WHAT NEEDS TO BE DONE
Search the records below for "플러그인" and copy every line it turns up in.

PROVIDED ENTRIES
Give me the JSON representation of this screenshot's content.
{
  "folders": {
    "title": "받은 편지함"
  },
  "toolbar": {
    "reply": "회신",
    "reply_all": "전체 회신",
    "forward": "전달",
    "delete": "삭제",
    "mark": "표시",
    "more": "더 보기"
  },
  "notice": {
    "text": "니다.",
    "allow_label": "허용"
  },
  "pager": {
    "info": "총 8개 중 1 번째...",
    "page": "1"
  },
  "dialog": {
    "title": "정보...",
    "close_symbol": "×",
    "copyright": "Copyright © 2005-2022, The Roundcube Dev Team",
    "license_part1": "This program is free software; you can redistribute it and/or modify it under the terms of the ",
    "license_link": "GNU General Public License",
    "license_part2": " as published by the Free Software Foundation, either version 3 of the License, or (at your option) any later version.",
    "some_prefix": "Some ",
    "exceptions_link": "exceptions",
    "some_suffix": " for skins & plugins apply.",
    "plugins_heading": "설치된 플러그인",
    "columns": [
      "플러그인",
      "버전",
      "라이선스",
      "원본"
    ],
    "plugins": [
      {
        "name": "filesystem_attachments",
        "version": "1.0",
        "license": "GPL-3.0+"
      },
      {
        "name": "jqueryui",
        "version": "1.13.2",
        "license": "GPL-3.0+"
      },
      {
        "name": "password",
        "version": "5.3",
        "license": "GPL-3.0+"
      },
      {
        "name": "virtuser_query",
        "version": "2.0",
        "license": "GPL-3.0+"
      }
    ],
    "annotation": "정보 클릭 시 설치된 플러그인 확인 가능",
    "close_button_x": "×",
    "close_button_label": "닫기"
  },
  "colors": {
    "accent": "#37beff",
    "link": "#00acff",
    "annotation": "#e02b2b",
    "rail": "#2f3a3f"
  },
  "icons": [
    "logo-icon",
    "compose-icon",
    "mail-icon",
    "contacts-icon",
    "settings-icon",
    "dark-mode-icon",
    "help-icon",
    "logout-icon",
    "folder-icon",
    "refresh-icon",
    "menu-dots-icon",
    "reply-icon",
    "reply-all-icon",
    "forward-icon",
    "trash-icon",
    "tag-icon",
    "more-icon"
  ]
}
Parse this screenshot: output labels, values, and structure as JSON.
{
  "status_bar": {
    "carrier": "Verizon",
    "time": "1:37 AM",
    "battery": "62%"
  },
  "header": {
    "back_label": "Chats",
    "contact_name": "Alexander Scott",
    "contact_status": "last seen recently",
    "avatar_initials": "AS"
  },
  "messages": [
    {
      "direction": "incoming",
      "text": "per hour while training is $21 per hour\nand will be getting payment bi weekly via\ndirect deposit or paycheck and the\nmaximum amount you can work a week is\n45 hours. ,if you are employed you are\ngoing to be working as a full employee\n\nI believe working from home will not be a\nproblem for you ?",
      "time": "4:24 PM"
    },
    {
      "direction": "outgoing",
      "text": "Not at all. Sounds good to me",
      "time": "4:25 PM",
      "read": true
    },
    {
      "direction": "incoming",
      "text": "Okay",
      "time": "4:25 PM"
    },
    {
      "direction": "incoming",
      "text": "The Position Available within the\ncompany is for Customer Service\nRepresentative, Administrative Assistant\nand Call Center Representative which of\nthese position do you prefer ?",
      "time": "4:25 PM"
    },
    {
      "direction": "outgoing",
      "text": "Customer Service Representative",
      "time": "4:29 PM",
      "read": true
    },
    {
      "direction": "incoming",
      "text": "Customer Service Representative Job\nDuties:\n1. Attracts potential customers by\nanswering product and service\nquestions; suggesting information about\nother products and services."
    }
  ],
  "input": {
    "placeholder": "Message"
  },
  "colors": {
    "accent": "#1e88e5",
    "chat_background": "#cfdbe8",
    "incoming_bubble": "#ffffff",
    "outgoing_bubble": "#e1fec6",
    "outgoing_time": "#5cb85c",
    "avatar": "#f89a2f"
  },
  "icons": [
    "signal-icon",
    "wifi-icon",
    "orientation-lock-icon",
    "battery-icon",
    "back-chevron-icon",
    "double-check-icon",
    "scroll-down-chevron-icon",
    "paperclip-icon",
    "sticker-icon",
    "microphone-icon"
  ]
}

FINAL ANSWER
    "plugins_heading": "설치된 플러그인",
      "플러그인",
    "annotation": "정보 클릭 시 설치된 플러그인 확인 가능",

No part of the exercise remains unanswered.